YOUR INSTRUCTIONS |
The reply should contain the full listing exactly as written and no pictures at all.
----------
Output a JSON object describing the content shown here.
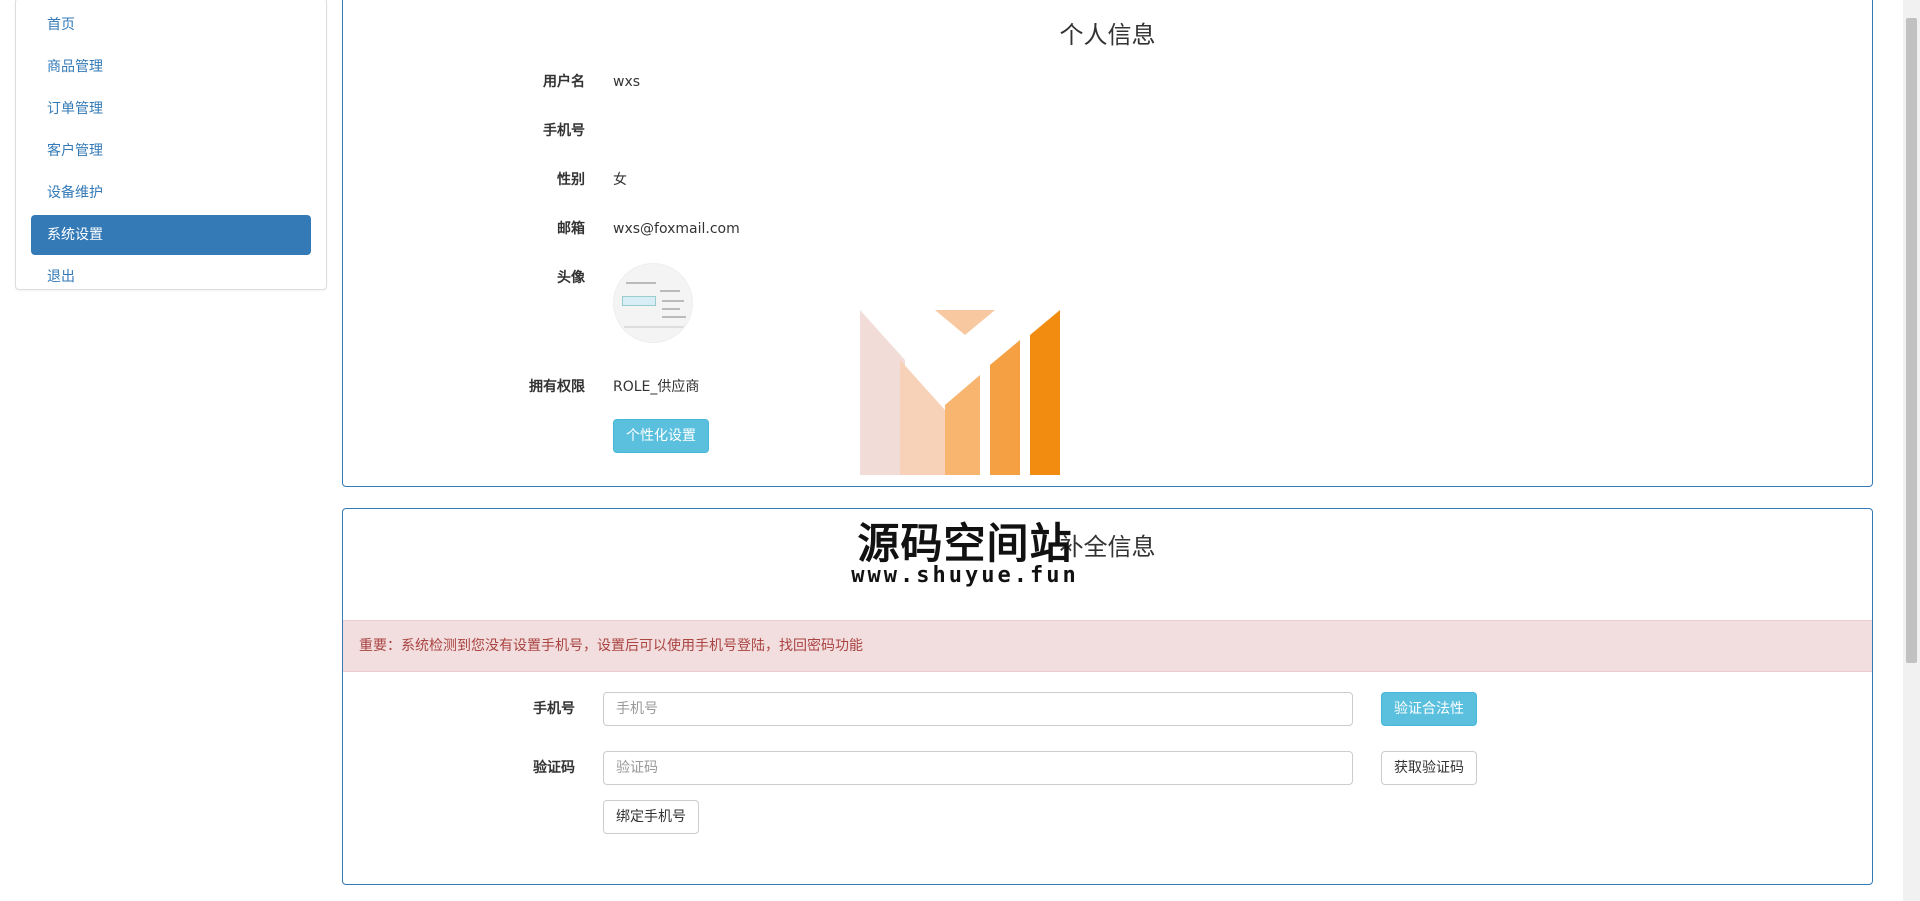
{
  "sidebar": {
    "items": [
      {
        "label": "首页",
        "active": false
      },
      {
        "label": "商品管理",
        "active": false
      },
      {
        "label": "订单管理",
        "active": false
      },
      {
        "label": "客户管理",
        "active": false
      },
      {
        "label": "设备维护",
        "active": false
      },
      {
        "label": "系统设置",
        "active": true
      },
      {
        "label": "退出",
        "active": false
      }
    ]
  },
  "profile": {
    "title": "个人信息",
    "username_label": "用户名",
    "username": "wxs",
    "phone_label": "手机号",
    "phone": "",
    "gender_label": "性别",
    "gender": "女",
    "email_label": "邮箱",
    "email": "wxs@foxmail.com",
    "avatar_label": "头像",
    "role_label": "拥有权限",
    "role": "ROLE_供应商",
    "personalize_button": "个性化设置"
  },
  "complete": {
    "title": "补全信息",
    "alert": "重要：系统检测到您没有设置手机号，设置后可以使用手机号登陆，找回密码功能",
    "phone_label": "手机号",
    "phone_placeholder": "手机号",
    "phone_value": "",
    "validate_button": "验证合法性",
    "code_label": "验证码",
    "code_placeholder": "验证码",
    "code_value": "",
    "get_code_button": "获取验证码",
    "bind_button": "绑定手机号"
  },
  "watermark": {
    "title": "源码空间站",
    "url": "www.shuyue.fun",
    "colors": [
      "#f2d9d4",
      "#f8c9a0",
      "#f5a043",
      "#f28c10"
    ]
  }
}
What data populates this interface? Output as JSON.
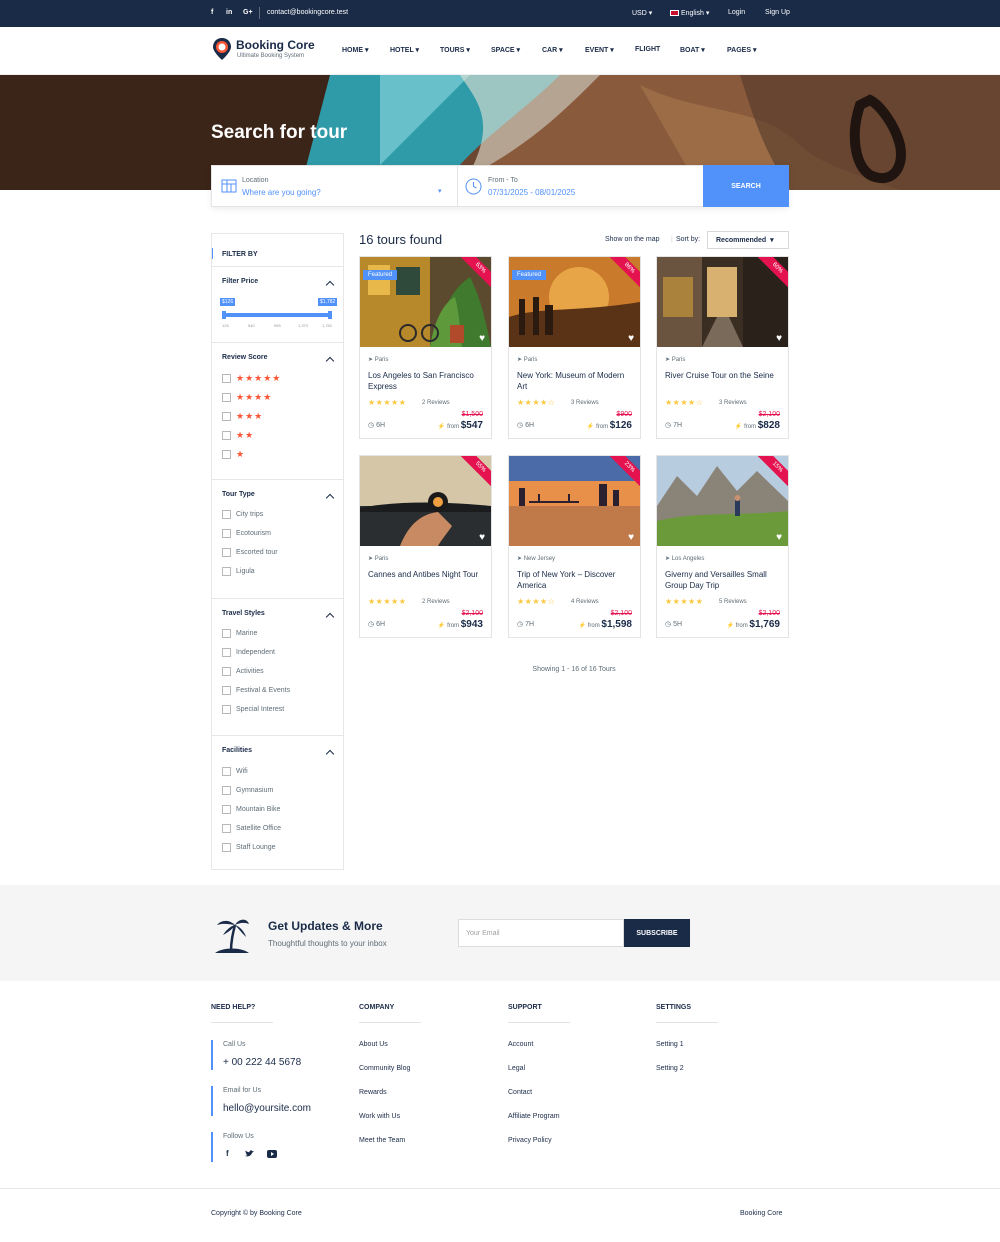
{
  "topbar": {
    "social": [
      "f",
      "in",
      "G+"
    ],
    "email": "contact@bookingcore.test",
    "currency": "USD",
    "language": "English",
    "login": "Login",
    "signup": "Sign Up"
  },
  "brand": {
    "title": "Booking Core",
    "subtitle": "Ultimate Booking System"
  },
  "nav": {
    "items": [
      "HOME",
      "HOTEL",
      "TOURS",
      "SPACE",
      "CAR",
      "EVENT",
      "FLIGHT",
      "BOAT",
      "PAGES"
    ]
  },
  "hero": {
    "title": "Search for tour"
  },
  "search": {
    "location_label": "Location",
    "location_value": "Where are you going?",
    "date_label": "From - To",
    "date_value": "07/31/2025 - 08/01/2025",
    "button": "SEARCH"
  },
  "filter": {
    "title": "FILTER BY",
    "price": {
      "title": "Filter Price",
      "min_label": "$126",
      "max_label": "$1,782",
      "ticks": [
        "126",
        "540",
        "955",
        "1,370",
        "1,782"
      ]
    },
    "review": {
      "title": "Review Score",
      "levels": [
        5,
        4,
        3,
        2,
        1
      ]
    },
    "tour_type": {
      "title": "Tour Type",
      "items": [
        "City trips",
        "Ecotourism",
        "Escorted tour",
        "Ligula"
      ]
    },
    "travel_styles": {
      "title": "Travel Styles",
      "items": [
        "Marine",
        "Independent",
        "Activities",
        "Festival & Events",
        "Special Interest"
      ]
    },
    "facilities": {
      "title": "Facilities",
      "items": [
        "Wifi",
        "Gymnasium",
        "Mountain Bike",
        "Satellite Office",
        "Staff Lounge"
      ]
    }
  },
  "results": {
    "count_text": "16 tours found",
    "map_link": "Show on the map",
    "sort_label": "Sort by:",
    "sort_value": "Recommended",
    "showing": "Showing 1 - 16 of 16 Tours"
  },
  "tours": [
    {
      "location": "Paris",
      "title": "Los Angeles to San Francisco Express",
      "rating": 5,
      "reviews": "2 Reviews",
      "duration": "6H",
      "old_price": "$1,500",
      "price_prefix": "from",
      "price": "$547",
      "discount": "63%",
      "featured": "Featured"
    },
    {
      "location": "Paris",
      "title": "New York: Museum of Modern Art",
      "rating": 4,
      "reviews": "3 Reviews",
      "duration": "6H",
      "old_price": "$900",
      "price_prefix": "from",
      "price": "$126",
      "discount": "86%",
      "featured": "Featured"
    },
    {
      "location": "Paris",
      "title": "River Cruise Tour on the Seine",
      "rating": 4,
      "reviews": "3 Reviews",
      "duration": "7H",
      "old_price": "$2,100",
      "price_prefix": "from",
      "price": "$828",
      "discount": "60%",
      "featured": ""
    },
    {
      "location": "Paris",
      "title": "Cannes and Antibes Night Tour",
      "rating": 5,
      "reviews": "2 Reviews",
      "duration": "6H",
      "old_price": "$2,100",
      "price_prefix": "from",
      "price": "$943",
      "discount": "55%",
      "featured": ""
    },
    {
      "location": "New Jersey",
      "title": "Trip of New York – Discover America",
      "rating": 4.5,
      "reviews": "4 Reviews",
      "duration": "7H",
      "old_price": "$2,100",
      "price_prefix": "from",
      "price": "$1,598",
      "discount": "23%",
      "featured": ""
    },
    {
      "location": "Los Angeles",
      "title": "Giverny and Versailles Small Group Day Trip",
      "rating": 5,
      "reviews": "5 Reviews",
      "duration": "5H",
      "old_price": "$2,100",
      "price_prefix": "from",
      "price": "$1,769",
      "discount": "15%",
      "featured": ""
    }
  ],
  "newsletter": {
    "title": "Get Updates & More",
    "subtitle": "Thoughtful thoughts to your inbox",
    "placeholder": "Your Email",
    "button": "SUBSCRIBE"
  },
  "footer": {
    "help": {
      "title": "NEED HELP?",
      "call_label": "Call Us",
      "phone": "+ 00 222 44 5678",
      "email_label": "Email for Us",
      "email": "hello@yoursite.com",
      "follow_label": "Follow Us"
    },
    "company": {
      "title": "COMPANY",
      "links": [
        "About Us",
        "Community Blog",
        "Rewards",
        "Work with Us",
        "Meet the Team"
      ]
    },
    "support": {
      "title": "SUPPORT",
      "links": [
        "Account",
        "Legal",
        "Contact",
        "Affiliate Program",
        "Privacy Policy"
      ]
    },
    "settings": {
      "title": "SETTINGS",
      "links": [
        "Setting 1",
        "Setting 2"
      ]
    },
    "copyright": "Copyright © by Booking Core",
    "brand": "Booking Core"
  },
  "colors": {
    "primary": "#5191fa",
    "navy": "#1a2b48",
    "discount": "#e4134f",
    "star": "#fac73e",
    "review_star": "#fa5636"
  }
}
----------
FINAL ANSWER |
Output a JSON object describing the content shown here.
{
  "sidebar": {
    "items": [
      {
        "label": "首页",
        "active": false
      },
      {
        "label": "商品管理",
        "active": false
      },
      {
        "label": "订单管理",
        "active": false
      },
      {
        "label": "客户管理",
        "active": false
      },
      {
        "label": "设备维护",
        "active": false
      },
      {
        "label": "系统设置",
        "active": true
      },
      {
        "label": "退出",
        "active": false
      }
    ]
  },
  "profile": {
    "title": "个人信息",
    "username_label": "用户名",
    "username": "wxs",
    "phone_label": "手机号",
    "phone": "",
    "gender_label": "性别",
    "gender": "女",
    "email_label": "邮箱",
    "email": "wxs@foxmail.com",
    "avatar_label": "头像",
    "role_label": "拥有权限",
    "role": "ROLE_供应商",
    "personalize_button": "个性化设置"
  },
  "complete": {
    "title": "补全信息",
    "alert": "重要：系统检测到您没有设置手机号，设置后可以使用手机号登陆，找回密码功能",
    "phone_label": "手机号",
    "phone_placeholder": "手机号",
    "phone_value": "",
    "validate_button": "验证合法性",
    "code_label": "验证码",
    "code_placeholder": "验证码",
    "code_value": "",
    "get_code_button": "获取验证码",
    "bind_button": "绑定手机号"
  },
  "watermark": {
    "title": "源码空间站",
    "url": "www.shuyue.fun",
    "colors": [
      "#f2d9d4",
      "#f8c9a0",
      "#f5a043",
      "#f28c10"
    ]
  }
}
What data populates this interface? Output as JSON.
{
  "topbar": {
    "social": [
      "f",
      "in",
      "G+"
    ],
    "email": "contact@bookingcore.test",
    "currency": "USD",
    "language": "English",
    "login": "Login",
    "signup": "Sign Up"
  },
  "brand": {
    "title": "Booking Core",
    "subtitle": "Ultimate Booking System"
  },
  "nav": {
    "items": [
      "HOME",
      "HOTEL",
      "TOURS",
      "SPACE",
      "CAR",
      "EVENT",
      "FLIGHT",
      "BOAT",
      "PAGES"
    ]
  },
  "hero": {
    "title": "Search for tour"
  },
  "search": {
    "location_label": "Location",
    "location_value": "Where are you going?",
    "date_label": "From - To",
    "date_value": "07/31/2025 - 08/01/2025",
    "button": "SEARCH"
  },
  "filter": {
    "title": "FILTER BY",
    "price": {
      "title": "Filter Price",
      "min_label": "$126",
      "max_label": "$1,782",
      "ticks": [
        "126",
        "540",
        "955",
        "1,370",
        "1,782"
      ]
    },
    "review": {
      "title": "Review Score",
      "levels": [
        5,
        4,
        3,
        2,
        1
      ]
    },
    "tour_type": {
      "title": "Tour Type",
      "items": [
        "City trips",
        "Ecotourism",
        "Escorted tour",
        "Ligula"
      ]
    },
    "travel_styles": {
      "title": "Travel Styles",
      "items": [
        "Marine",
        "Independent",
        "Activities",
        "Festival & Events",
        "Special Interest"
      ]
    },
    "facilities": {
      "title": "Facilities",
      "items": [
        "Wifi",
        "Gymnasium",
        "Mountain Bike",
        "Satellite Office",
        "Staff Lounge"
      ]
    }
  },
  "results": {
    "count_text": "16 tours found",
    "map_link": "Show on the map",
    "sort_label": "Sort by:",
    "sort_value": "Recommended",
    "showing": "Showing 1 - 16 of 16 Tours"
  },
  "tours": [
    {
      "location": "Paris",
      "title": "Los Angeles to San Francisco Express",
      "rating": 5,
      "reviews": "2 Reviews",
      "duration": "6H",
      "old_price": "$1,500",
      "price_prefix": "from",
      "price": "$547",
      "discount": "63%",
      "featured": "Featured"
    },
    {
      "location": "Paris",
      "title": "New York: Museum of Modern Art",
      "rating": 4,
      "reviews": "3 Reviews",
      "duration": "6H",
      "old_price": "$900",
      "price_prefix": "from",
      "price": "$126",
      "discount": "86%",
      "featured": "Featured"
    },
    {
      "location": "Paris",
      "title": "River Cruise Tour on the Seine",
      "rating": 4,
      "reviews": "3 Reviews",
      "duration": "7H",
      "old_price": "$2,100",
      "price_prefix": "from",
      "price": "$828",
      "discount": "60%",
      "featured": ""
    },
    {
      "location": "Paris",
      "title": "Cannes and Antibes Night Tour",
      "rating": 5,
      "reviews": "2 Reviews",
      "duration": "6H",
      "old_price": "$2,100",
      "price_prefix": "from",
      "price": "$943",
      "discount": "55%",
      "featured": ""
    },
    {
      "location": "New Jersey",
      "title": "Trip of New York – Discover America",
      "rating": 4.5,
      "reviews": "4 Reviews",
      "duration": "7H",
      "old_price": "$2,100",
      "price_prefix": "from",
      "price": "$1,598",
      "discount": "23%",
      "featured": ""
    },
    {
      "location": "Los Angeles",
      "title": "Giverny and Versailles Small Group Day Trip",
      "rating": 5,
      "reviews": "5 Reviews",
      "duration": "5H",
      "old_price": "$2,100",
      "price_prefix": "from",
      "price": "$1,769",
      "discount": "15%",
      "featured": ""
    }
  ],
  "newsletter": {
    "title": "Get Updates & More",
    "subtitle": "Thoughtful thoughts to your inbox",
    "placeholder": "Your Email",
    "button": "SUBSCRIBE"
  },
  "footer": {
    "help": {
      "title": "NEED HELP?",
      "call_label": "Call Us",
      "phone": "+ 00 222 44 5678",
      "email_label": "Email for Us",
      "email": "hello@yoursite.com",
      "follow_label": "Follow Us"
    },
    "company": {
      "title": "COMPANY",
      "links": [
        "About Us",
        "Community Blog",
        "Rewards",
        "Work with Us",
        "Meet the Team"
      ]
    },
    "support": {
      "title": "SUPPORT",
      "links": [
        "Account",
        "Legal",
        "Contact",
        "Affiliate Program",
        "Privacy Policy"
      ]
    },
    "settings": {
      "title": "SETTINGS",
      "links": [
        "Setting 1",
        "Setting 2"
      ]
    },
    "copyright": "Copyright © by Booking Core",
    "brand": "Booking Core"
  },
  "colors": {
    "primary": "#5191fa",
    "navy": "#1a2b48",
    "discount": "#e4134f",
    "star": "#fac73e",
    "review_star": "#fa5636"
  }
}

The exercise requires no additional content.